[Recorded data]

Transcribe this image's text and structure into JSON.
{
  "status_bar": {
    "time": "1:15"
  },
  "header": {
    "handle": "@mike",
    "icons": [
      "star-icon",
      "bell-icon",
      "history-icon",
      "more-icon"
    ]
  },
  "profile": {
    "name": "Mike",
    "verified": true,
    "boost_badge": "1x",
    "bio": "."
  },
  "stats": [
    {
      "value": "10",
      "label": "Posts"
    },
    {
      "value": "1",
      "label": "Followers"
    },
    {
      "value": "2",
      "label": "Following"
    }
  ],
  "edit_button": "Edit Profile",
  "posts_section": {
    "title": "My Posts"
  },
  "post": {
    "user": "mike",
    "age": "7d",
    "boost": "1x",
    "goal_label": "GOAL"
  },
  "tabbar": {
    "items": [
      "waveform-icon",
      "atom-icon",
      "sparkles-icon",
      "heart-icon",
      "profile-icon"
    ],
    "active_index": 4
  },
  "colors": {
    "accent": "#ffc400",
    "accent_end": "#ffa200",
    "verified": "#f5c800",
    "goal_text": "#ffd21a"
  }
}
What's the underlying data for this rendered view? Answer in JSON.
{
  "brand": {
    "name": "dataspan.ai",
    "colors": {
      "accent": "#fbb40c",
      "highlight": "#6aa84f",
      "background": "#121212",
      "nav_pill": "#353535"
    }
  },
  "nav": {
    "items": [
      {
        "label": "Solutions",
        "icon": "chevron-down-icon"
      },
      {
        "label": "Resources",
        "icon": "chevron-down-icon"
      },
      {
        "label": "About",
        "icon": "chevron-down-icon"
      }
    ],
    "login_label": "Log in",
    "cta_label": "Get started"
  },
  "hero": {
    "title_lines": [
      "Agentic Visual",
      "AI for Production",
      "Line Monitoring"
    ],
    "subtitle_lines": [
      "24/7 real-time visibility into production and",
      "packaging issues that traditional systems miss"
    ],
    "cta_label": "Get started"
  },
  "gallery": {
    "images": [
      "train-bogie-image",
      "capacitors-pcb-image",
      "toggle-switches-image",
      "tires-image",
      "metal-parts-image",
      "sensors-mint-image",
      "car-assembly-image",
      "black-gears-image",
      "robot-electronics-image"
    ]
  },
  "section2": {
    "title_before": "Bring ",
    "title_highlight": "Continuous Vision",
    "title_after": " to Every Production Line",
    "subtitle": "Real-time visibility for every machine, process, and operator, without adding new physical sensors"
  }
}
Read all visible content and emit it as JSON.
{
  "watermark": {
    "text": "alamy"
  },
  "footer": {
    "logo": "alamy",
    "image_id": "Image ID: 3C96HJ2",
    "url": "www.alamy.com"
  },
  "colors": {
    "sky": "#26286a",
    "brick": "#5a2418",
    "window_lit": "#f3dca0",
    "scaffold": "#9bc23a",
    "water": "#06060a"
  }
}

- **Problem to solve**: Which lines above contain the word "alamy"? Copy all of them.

- **Task result**:
    "text": "alamy"
    "logo": "alamy",
    "url": "www.alamy.com"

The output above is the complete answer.